The manufacturing industry has been the largest beneficiary of the Reserve Bank of Zimbabwe’s foreign currency auction system.
There is evidence of growth of small to medium enterprises (SMEs) in manufacturing, retail and service industrial sectors inclined towards food processing, leather and clothing value chains, mining supplies and engineering.
The Confederation of Zimbabwe Industries (CZI) said the rebound shows resilience of the economy.
“We are really encouraged . . . the recovery is quite strong and we want to applaud Government for its continued support,” said CZI president Mr Kurai Matsheza.
He said the measures taken by the Government to encourage the wider use of the Zimbabwe dollar would further support growth.
In terms of the new measures, miners are now required to pay 50 percent of royalties in local currency, while exporters will now be taxed 40 percent of export receipts in the domestic currency.
According to the Zimbabwe National Chamber of Commerce (ZNCC) State of Industry and Commerce Survey 2021, the manufacturing sector is among the five projected to lead the economic growth agenda by growing an average of 5 percent and above annually till 2025.
Last year, according to the survey, the manufacturing sector was projected to grow by 7 percent, before easing to 6,5 growth this year.
“A look at new business establishments and closures shows that the number of companies filing with the Registrar of Companies and ZIMRA has been steadily growing since 2018, despite a heavy Covid-19-induced slump in 2020,” reads the report.

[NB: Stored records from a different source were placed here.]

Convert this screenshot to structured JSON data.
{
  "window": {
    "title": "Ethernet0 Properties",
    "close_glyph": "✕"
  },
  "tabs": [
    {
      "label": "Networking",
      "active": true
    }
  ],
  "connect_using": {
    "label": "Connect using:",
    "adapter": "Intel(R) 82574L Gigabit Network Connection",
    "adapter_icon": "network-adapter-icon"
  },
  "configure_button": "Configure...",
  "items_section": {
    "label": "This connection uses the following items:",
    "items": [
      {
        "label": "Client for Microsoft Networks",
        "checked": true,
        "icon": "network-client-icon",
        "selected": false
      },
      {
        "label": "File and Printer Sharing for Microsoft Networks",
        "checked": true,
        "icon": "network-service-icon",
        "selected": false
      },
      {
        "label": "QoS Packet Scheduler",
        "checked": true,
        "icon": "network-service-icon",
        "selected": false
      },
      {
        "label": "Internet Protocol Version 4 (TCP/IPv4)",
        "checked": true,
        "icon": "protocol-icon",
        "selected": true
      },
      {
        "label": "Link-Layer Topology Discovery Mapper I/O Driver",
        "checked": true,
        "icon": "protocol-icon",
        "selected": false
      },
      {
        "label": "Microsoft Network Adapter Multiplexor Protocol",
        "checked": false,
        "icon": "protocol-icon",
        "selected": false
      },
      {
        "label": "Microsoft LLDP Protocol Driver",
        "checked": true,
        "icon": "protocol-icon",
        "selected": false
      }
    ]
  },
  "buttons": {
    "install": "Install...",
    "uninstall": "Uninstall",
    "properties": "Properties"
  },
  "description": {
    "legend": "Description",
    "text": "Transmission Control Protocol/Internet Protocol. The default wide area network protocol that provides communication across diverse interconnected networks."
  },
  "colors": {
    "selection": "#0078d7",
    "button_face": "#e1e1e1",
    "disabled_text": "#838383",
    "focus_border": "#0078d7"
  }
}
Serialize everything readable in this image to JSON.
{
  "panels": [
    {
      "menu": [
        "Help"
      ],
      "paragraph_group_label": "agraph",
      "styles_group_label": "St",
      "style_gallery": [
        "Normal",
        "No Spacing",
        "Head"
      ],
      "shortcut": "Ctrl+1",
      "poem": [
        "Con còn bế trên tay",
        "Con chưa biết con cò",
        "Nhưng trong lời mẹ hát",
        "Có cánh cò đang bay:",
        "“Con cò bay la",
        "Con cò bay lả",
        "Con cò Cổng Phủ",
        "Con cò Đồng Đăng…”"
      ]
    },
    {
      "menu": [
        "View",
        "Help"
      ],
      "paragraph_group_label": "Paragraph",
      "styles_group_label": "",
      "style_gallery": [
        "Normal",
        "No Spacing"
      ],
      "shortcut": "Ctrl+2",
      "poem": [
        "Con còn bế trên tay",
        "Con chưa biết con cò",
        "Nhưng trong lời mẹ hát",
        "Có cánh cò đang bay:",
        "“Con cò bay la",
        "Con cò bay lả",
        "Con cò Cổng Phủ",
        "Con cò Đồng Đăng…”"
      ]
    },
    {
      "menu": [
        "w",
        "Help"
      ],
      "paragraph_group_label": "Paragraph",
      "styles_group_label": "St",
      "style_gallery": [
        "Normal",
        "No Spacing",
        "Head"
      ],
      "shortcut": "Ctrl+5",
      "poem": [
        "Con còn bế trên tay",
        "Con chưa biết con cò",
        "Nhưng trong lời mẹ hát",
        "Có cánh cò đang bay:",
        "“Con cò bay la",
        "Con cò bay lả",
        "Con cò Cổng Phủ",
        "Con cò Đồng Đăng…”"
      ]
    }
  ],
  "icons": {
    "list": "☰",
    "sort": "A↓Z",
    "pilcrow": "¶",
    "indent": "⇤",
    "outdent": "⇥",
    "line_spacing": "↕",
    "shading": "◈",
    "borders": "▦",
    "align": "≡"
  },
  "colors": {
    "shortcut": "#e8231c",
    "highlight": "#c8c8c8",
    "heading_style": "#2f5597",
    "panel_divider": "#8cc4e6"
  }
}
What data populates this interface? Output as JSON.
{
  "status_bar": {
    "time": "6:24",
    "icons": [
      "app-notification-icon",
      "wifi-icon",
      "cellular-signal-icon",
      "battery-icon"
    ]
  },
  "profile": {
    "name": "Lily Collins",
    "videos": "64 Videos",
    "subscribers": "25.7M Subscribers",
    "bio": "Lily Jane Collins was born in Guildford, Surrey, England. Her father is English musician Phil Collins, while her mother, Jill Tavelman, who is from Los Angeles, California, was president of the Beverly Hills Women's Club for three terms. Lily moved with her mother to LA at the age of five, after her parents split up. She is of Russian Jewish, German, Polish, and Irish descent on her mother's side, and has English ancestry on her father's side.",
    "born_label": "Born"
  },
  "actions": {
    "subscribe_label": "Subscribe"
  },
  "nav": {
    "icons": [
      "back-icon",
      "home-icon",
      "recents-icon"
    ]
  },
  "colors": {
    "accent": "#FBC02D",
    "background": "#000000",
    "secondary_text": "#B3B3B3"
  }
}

“These figures are supported by a positive trend in the number of active members in the National Social Security Authority (NSSA) database.
“However, tax registration seems to consistently trail company registration, indicating that not all new entrants complete the formalisation process by registering for tax.
“This may point to incentive issues, among other challenges.
“Regarding sectoral capacity utilisation, there were wide variations ranging from 10 percent to 80 percent, the average being 47,5 percent.”